Top of Records for the task

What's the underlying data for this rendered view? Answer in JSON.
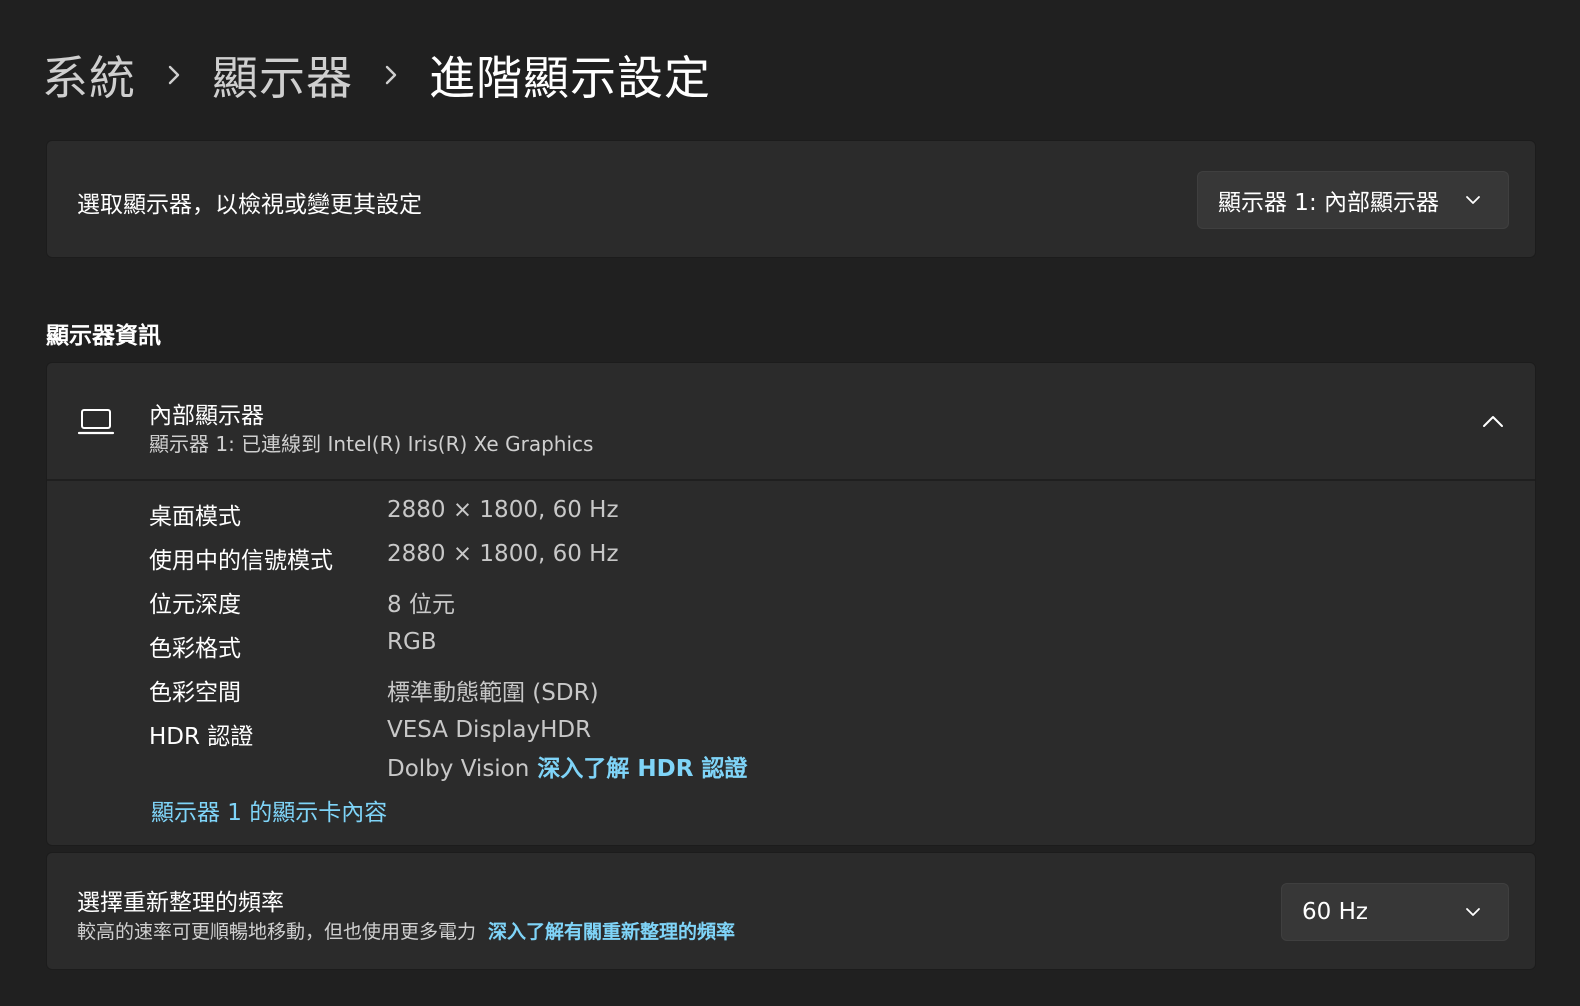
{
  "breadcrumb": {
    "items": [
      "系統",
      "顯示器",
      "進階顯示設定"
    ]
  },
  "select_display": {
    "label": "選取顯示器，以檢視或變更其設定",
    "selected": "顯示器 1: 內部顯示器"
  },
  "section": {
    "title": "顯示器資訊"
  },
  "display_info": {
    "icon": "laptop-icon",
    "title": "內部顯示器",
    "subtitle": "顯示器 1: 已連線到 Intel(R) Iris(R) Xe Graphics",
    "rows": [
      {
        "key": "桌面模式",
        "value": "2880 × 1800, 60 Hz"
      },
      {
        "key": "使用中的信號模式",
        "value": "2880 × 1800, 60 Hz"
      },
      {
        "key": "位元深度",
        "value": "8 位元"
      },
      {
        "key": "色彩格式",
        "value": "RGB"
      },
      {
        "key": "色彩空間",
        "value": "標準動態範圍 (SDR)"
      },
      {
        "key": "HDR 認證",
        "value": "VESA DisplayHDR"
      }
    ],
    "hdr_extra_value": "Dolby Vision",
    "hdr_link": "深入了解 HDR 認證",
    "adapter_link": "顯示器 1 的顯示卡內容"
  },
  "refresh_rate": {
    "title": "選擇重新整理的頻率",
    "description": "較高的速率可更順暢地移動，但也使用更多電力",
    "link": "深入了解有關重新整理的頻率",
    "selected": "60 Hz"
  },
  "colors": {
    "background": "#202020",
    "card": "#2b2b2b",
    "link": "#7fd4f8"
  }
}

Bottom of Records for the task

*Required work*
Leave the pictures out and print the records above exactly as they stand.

*Worked solution*
What's the underlying data for this rendered view? Answer in JSON.
{
  "breadcrumb": {
    "items": [
      "系統",
      "顯示器",
      "進階顯示設定"
    ]
  },
  "select_display": {
    "label": "選取顯示器，以檢視或變更其設定",
    "selected": "顯示器 1: 內部顯示器"
  },
  "section": {
    "title": "顯示器資訊"
  },
  "display_info": {
    "icon": "laptop-icon",
    "title": "內部顯示器",
    "subtitle": "顯示器 1: 已連線到 Intel(R) Iris(R) Xe Graphics",
    "rows": [
      {
        "key": "桌面模式",
        "value": "2880 × 1800, 60 Hz"
      },
      {
        "key": "使用中的信號模式",
        "value": "2880 × 1800, 60 Hz"
      },
      {
        "key": "位元深度",
        "value": "8 位元"
      },
      {
        "key": "色彩格式",
        "value": "RGB"
      },
      {
        "key": "色彩空間",
        "value": "標準動態範圍 (SDR)"
      },
      {
        "key": "HDR 認證",
        "value": "VESA DisplayHDR"
      }
    ],
    "hdr_extra_value": "Dolby Vision",
    "hdr_link": "深入了解 HDR 認證",
    "adapter_link": "顯示器 1 的顯示卡內容"
  },
  "refresh_rate": {
    "title": "選擇重新整理的頻率",
    "description": "較高的速率可更順暢地移動，但也使用更多電力",
    "link": "深入了解有關重新整理的頻率",
    "selected": "60 Hz"
  },
  "colors": {
    "background": "#202020",
    "card": "#2b2b2b",
    "link": "#7fd4f8"
  }
}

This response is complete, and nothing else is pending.